In the build-up to the last Olympics, McIlroy admitted having to make a choice over which nation to play for had left him somewhat resentful over the whole saga. The 30-year-old was asked about his plans for Toyko 2020 as he prepared for this week’s US PGA Championship. “More likely than not I will play. I think it would be a great experience,” McIlroy said at a press conference. “Right now in my mind, I’ll most likely play.” Asked which nation he intended to represent, McIlroy, who played for Ireland as an amateur, replied: “The same one I said I would a few years ago.”

McIlroy later gave a more detailed account of the reasoning behind his decision. With Neil Manchip, who used to coach McIlroy as an amateur, set to lead the Ireland team in Japan, the world No 4 admitted he would probably get “a little bit nostalgic”.
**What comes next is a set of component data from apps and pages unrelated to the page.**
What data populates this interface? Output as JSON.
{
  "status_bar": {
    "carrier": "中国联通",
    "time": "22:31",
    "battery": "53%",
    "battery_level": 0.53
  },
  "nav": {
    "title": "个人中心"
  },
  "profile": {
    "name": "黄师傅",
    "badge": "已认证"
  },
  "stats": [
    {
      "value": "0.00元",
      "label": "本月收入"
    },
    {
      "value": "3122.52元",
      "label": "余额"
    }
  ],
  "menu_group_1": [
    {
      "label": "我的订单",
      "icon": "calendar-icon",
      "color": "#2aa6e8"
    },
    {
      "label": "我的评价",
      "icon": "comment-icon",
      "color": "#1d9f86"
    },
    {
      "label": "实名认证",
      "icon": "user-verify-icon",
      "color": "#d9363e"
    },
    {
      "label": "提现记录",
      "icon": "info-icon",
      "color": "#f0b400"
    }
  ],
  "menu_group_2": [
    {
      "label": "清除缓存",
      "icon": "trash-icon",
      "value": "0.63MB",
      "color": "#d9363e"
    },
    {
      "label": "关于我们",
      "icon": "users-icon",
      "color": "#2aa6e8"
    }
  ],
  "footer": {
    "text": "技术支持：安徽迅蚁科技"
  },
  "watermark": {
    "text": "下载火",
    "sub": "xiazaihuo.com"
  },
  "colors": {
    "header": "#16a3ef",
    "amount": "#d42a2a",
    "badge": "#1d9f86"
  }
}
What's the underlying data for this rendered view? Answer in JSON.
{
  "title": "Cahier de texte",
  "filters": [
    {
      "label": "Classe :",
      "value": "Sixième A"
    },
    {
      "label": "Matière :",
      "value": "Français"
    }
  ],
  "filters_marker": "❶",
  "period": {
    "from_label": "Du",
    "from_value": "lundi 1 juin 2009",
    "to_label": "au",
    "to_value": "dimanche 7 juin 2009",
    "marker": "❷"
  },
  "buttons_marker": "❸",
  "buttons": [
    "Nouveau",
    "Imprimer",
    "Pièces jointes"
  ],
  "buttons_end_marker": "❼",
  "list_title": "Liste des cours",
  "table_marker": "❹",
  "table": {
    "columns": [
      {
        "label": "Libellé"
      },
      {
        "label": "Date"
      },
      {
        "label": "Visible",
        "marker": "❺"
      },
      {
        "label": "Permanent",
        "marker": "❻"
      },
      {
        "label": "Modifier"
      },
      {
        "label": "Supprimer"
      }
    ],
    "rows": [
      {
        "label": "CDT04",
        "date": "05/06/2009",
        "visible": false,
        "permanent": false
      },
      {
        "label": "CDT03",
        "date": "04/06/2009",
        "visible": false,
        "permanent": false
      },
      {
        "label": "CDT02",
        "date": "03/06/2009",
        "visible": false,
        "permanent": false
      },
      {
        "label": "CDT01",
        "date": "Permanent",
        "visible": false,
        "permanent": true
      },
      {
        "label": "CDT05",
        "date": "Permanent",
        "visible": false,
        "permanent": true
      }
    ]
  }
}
McIlroy said: “I think as a young boy it was always my dream to play for Ireland. I wanted to play for Ireland. I was very proud to put on that shirt or that blazer. It’s the same as like the rugby players, right? There’s players that play for Ulster, but they want to play for Ireland. It’s seen as a whole-island sport, just like hockey is, just like most of the sports are. So then obviously when you put the Olympics into the equation and then there’s a choice to be made, you really have to start thinking: ‘okay, well, what are your beliefs and your values?’

“It makes you sort of have to delve a little bit deeper. It’s not just a superficial decision. It’s something that you have to really believe in. I’ve thought about that for a long time, and in the end, it was the fact that when I was a little boy and I got that first call up to the national squad and be a part of the youth system and making that team and playing in Home Internationals, I was so proud to do that.

“So why would it be any different just because it’s a different golf tournament or because it’s a different arena or a different environment? That was basically what it came down to. I’m excited to be going to the Olympics. I’m excited to play for Ireland.”